■ **Work instructions**:
Print all the records below exactly as they stand, but leave out the pictures.
━━━━━━━━━━━━━━━━━━━━━━━━━━━━━━
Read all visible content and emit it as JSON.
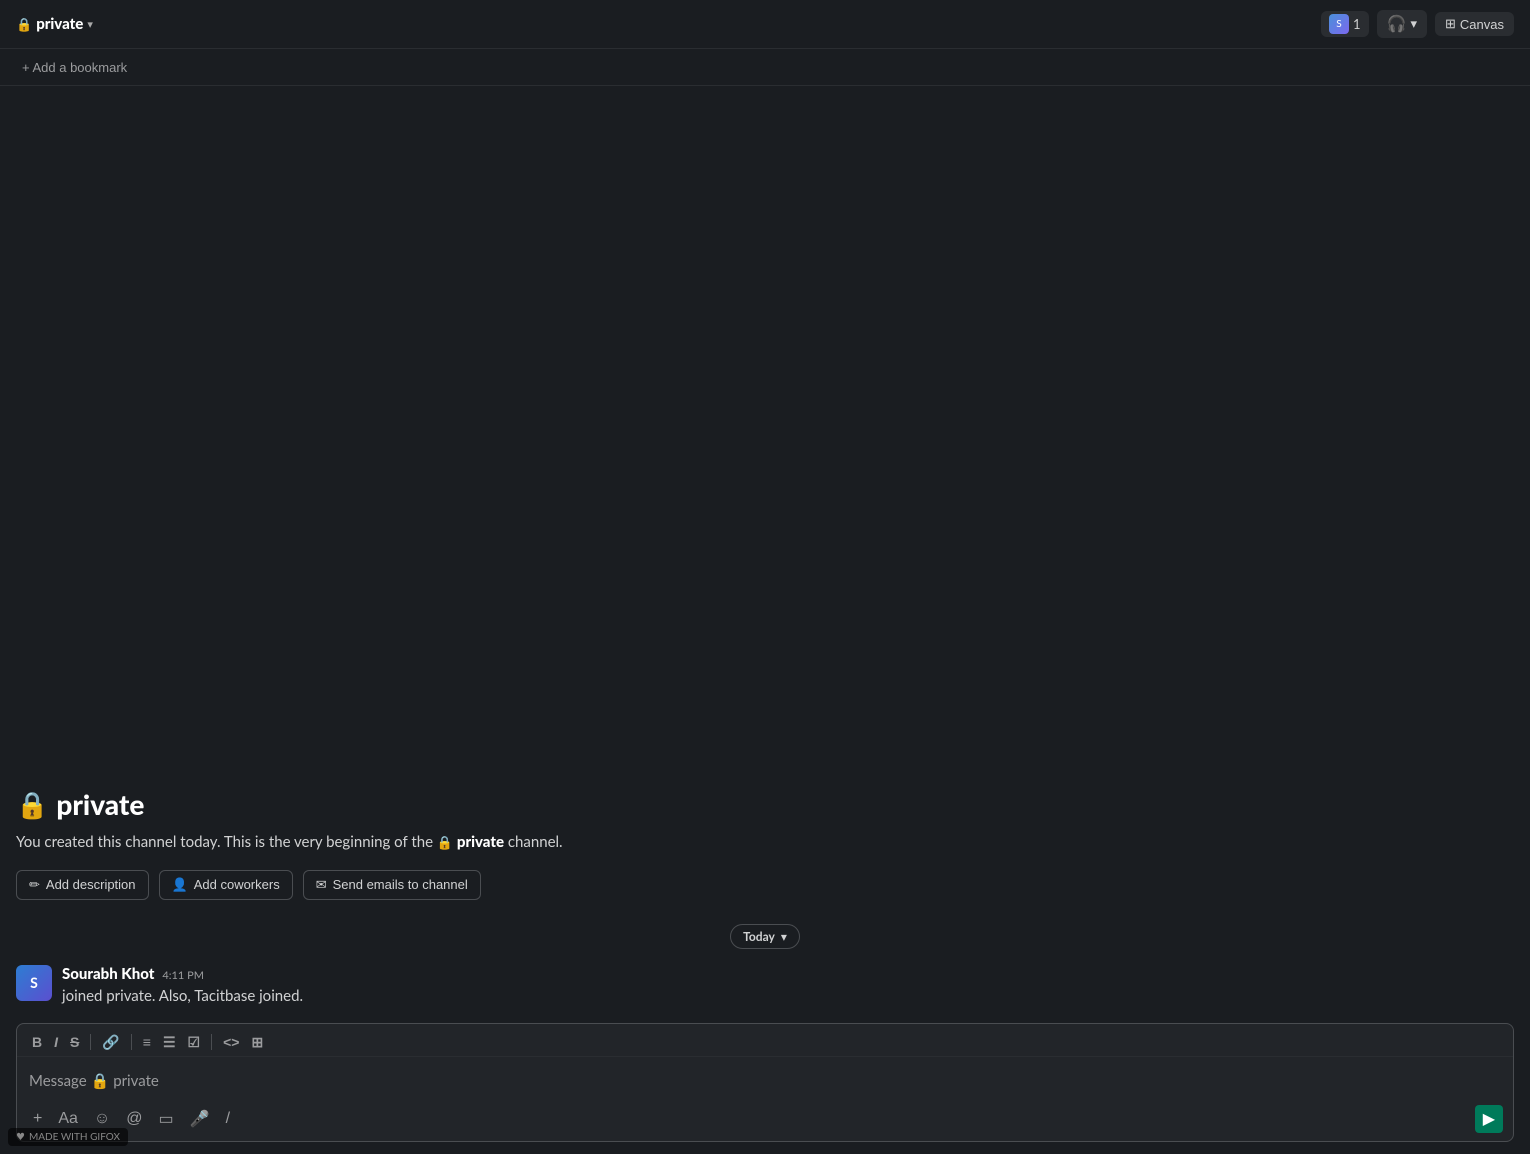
{
  "header": {
    "channel_name": "private",
    "chevron": "▾",
    "member_count": "1",
    "headphone_label": "",
    "canvas_label": "Canvas"
  },
  "bookmark_bar": {
    "add_bookmark_label": "+ Add a bookmark"
  },
  "welcome": {
    "channel_title": "private",
    "description_prefix": "You created this channel today. This is the very beginning of the",
    "channel_ref": "private",
    "description_suffix": "channel.",
    "buttons": [
      {
        "id": "add-description",
        "icon": "✏",
        "label": "Add description"
      },
      {
        "id": "add-coworkers",
        "icon": "👤",
        "label": "Add coworkers"
      },
      {
        "id": "send-emails",
        "icon": "✉",
        "label": "Send emails to channel"
      }
    ]
  },
  "date_divider": {
    "label": "Today",
    "chevron": "▾"
  },
  "message": {
    "author": "Sourabh Khot",
    "time": "4:11 PM",
    "text": "joined private. Also, Tacitbase joined."
  },
  "input": {
    "placeholder": "Message",
    "channel_ref": "🔒 private",
    "toolbar_buttons": [
      {
        "id": "bold",
        "label": "B"
      },
      {
        "id": "italic",
        "label": "I"
      },
      {
        "id": "strike",
        "label": "S"
      },
      {
        "id": "link",
        "label": "🔗"
      },
      {
        "id": "ordered-list",
        "label": "≡"
      },
      {
        "id": "unordered-list",
        "label": "☰"
      },
      {
        "id": "checklist",
        "label": "☑"
      },
      {
        "id": "code",
        "label": "<>"
      },
      {
        "id": "code-block",
        "label": "⊞"
      }
    ],
    "bottom_buttons": [
      {
        "id": "attach",
        "icon": "+"
      },
      {
        "id": "format",
        "icon": "Aa"
      },
      {
        "id": "emoji",
        "icon": "☺"
      },
      {
        "id": "mention",
        "icon": "@"
      },
      {
        "id": "media",
        "icon": "▭"
      },
      {
        "id": "audio",
        "icon": "🎤"
      },
      {
        "id": "slash",
        "icon": "/"
      }
    ],
    "send_icon": "▶"
  },
  "gifox": {
    "label": "MADE WITH GIFOX",
    "icon": "♥"
  }
}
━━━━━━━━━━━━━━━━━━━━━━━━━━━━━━
■ **Answer to the problem**:
Read all visible content and emit it as JSON.
{
  "header": {
    "channel_name": "private",
    "chevron": "▾",
    "member_count": "1",
    "headphone_label": "",
    "canvas_label": "Canvas"
  },
  "bookmark_bar": {
    "add_bookmark_label": "+ Add a bookmark"
  },
  "welcome": {
    "channel_title": "private",
    "description_prefix": "You created this channel today. This is the very beginning of the",
    "channel_ref": "private",
    "description_suffix": "channel.",
    "buttons": [
      {
        "id": "add-description",
        "icon": "✏",
        "label": "Add description"
      },
      {
        "id": "add-coworkers",
        "icon": "👤",
        "label": "Add coworkers"
      },
      {
        "id": "send-emails",
        "icon": "✉",
        "label": "Send emails to channel"
      }
    ]
  },
  "date_divider": {
    "label": "Today",
    "chevron": "▾"
  },
  "message": {
    "author": "Sourabh Khot",
    "time": "4:11 PM",
    "text": "joined private. Also, Tacitbase joined."
  },
  "input": {
    "placeholder": "Message",
    "channel_ref": "🔒 private",
    "toolbar_buttons": [
      {
        "id": "bold",
        "label": "B"
      },
      {
        "id": "italic",
        "label": "I"
      },
      {
        "id": "strike",
        "label": "S"
      },
      {
        "id": "link",
        "label": "🔗"
      },
      {
        "id": "ordered-list",
        "label": "≡"
      },
      {
        "id": "unordered-list",
        "label": "☰"
      },
      {
        "id": "checklist",
        "label": "☑"
      },
      {
        "id": "code",
        "label": "<>"
      },
      {
        "id": "code-block",
        "label": "⊞"
      }
    ],
    "bottom_buttons": [
      {
        "id": "attach",
        "icon": "+"
      },
      {
        "id": "format",
        "icon": "Aa"
      },
      {
        "id": "emoji",
        "icon": "☺"
      },
      {
        "id": "mention",
        "icon": "@"
      },
      {
        "id": "media",
        "icon": "▭"
      },
      {
        "id": "audio",
        "icon": "🎤"
      },
      {
        "id": "slash",
        "icon": "/"
      }
    ],
    "send_icon": "▶"
  },
  "gifox": {
    "label": "MADE WITH GIFOX",
    "icon": "♥"
  }
}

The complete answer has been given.